Interface dataset entries:

*****

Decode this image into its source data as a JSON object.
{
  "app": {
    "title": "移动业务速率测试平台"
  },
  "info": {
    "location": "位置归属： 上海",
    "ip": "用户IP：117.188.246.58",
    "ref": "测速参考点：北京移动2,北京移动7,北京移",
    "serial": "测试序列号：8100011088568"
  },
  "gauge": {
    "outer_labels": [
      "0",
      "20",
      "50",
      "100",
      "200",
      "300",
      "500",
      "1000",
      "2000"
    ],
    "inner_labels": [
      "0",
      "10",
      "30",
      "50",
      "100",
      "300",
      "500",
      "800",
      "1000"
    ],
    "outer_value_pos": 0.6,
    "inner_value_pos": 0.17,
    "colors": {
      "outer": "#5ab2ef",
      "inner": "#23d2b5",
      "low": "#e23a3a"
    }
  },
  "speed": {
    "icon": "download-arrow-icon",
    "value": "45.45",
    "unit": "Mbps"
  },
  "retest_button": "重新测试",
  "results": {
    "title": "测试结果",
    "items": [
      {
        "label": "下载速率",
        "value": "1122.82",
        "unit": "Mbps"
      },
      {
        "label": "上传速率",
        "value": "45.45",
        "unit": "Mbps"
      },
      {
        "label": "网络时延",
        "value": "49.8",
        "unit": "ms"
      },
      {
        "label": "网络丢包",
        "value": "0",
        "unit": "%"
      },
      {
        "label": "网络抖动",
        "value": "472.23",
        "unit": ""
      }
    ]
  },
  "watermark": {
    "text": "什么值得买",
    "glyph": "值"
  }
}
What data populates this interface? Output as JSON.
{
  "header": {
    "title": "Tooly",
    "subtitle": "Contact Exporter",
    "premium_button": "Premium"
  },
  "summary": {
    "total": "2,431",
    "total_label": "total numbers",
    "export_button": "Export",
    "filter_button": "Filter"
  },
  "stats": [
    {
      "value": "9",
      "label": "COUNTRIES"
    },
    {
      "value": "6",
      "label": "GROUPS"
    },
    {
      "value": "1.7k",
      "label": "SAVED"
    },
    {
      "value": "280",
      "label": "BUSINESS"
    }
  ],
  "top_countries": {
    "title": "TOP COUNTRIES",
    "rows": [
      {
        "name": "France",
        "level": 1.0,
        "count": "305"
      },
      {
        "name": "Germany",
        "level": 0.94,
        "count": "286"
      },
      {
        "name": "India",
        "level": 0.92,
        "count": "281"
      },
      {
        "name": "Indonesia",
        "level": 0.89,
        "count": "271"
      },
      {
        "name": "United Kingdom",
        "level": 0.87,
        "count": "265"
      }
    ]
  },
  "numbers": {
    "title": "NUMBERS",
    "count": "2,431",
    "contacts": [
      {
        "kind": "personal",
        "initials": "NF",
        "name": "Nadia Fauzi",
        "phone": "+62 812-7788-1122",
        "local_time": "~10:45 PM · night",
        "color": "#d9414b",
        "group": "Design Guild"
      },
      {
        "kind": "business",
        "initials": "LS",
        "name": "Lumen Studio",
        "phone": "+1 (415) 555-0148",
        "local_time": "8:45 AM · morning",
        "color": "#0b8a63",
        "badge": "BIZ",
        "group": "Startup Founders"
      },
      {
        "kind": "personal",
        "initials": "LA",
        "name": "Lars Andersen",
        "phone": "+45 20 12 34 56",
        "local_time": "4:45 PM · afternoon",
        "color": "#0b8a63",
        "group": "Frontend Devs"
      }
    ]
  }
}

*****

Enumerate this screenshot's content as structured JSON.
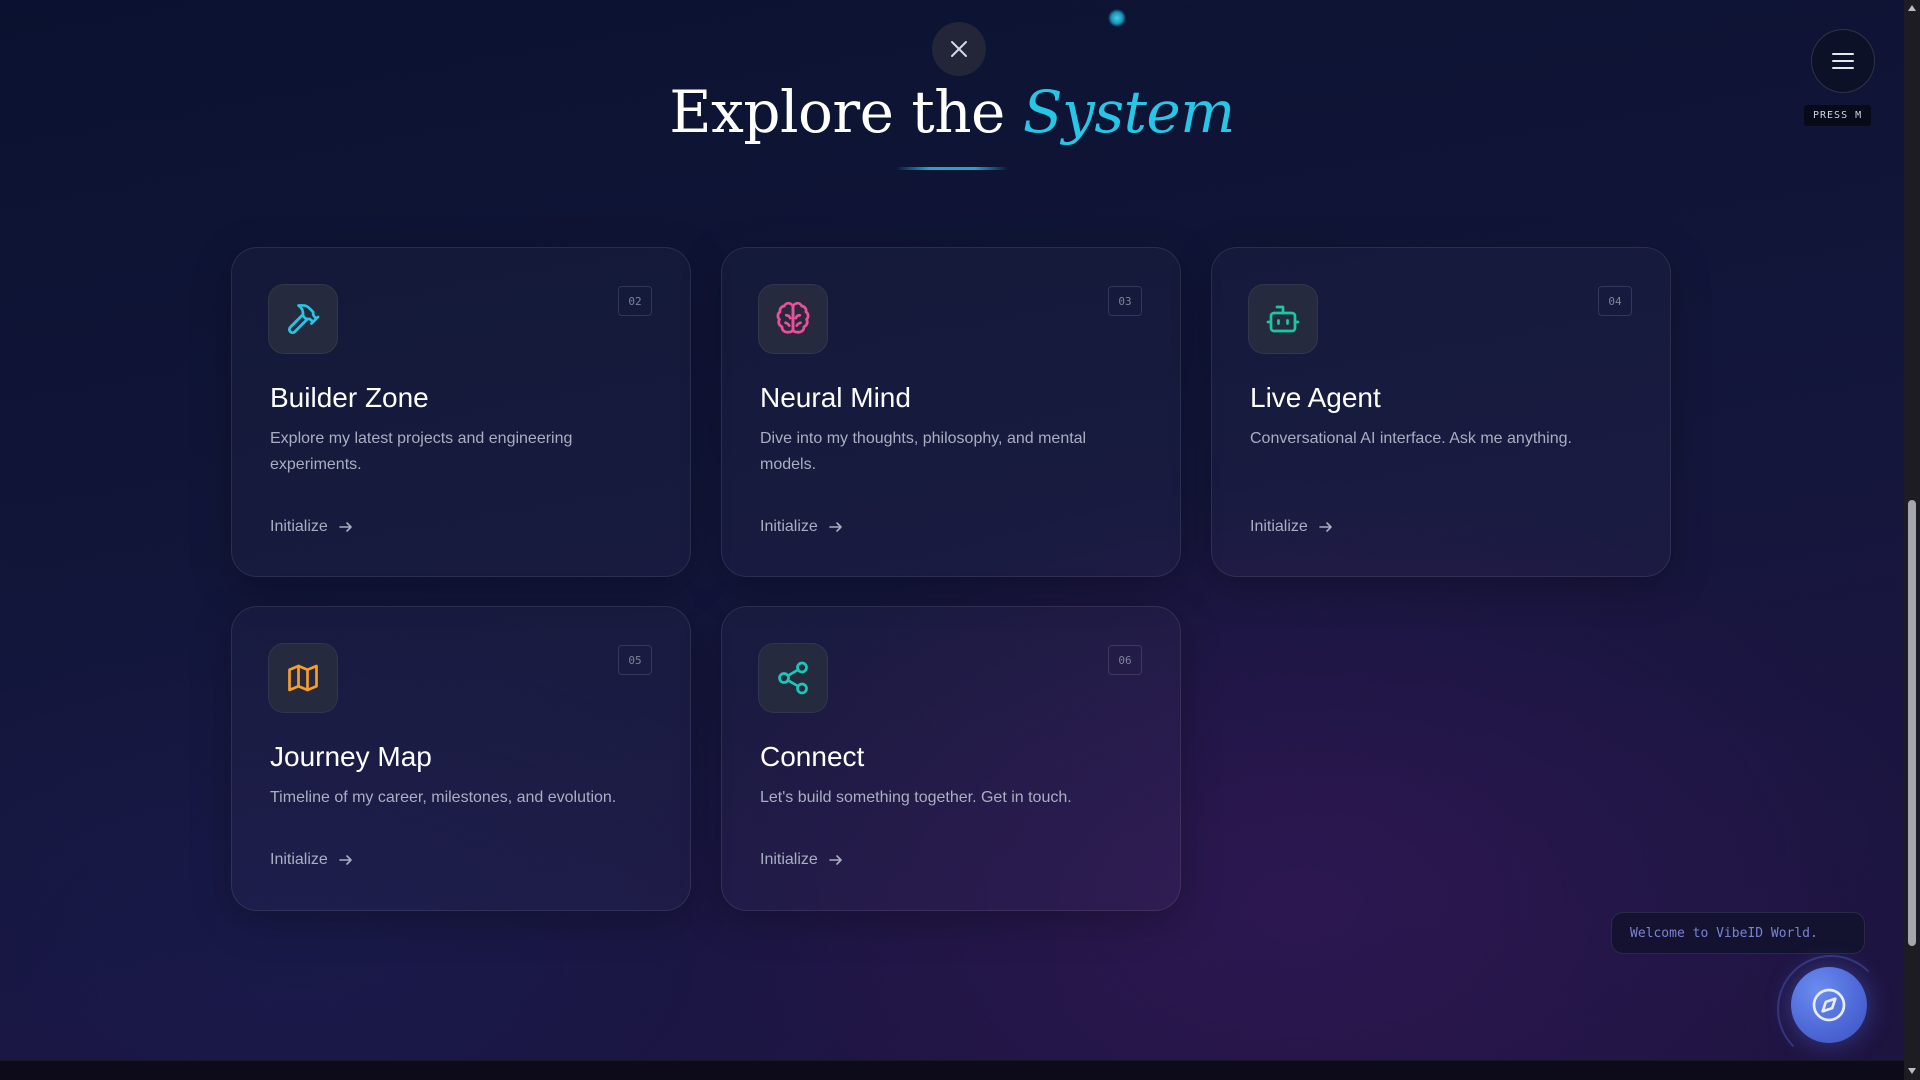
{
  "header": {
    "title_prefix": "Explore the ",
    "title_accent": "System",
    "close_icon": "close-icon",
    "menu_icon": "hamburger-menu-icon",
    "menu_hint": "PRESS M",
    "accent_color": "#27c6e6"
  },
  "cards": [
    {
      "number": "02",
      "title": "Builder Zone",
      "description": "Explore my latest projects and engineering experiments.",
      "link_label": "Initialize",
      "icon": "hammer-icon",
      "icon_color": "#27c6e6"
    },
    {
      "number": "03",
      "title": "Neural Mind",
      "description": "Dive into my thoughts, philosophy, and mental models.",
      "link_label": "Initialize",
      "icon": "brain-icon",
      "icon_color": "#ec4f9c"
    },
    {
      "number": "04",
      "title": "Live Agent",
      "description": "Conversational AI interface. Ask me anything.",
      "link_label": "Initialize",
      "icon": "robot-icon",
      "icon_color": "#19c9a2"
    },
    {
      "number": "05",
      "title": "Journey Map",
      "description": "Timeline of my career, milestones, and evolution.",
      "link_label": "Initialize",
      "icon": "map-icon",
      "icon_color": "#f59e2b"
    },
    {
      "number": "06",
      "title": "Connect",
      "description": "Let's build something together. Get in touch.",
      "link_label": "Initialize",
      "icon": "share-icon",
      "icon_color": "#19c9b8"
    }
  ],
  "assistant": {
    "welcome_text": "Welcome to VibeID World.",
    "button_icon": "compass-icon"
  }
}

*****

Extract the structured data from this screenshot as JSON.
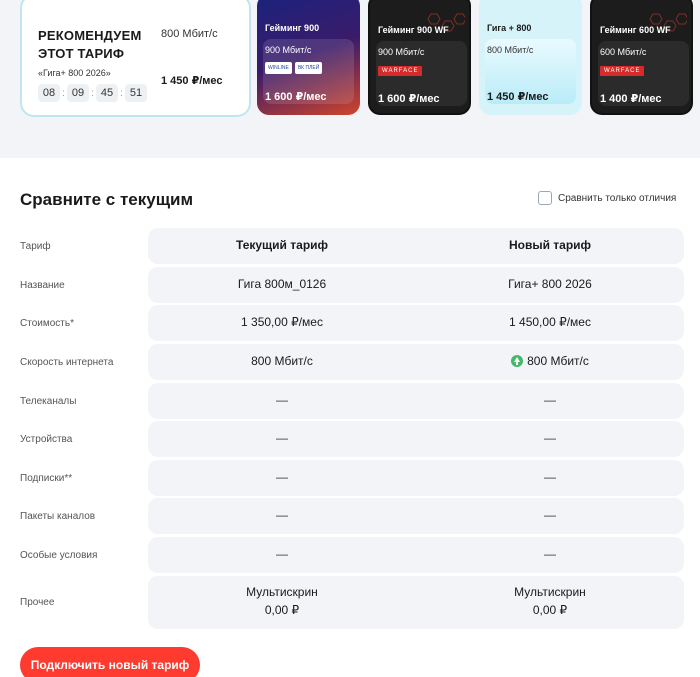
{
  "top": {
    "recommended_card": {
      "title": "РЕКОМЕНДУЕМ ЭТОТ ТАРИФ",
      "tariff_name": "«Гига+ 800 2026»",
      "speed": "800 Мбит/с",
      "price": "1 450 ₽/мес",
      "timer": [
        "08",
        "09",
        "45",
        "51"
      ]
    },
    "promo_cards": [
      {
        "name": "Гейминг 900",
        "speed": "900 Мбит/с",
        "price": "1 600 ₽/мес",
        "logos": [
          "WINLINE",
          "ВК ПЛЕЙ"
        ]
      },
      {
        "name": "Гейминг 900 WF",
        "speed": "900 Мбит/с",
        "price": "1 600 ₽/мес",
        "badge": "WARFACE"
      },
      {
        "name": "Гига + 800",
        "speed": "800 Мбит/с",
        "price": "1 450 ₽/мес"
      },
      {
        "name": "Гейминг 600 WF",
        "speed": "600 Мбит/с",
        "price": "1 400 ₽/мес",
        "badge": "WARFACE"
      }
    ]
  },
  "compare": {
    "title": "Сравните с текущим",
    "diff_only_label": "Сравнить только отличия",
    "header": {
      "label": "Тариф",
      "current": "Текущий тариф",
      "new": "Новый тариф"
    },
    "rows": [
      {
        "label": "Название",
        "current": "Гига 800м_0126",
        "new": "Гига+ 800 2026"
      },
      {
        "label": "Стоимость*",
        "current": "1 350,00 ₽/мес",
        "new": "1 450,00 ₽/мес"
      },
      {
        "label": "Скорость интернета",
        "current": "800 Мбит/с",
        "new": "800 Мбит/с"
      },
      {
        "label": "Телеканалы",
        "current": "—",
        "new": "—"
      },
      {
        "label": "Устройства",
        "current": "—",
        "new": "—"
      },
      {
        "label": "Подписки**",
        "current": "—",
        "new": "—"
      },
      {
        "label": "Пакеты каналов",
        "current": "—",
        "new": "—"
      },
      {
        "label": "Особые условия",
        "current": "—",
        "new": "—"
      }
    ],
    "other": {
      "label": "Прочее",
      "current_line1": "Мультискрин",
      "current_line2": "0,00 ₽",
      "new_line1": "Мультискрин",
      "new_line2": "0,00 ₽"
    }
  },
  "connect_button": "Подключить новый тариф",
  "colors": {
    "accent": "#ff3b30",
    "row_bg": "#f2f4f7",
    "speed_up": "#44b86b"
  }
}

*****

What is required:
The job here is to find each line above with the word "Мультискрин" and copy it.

Output of the task:
      "current_line1": "Мультискрин",
      "new_line1": "Мультискрин",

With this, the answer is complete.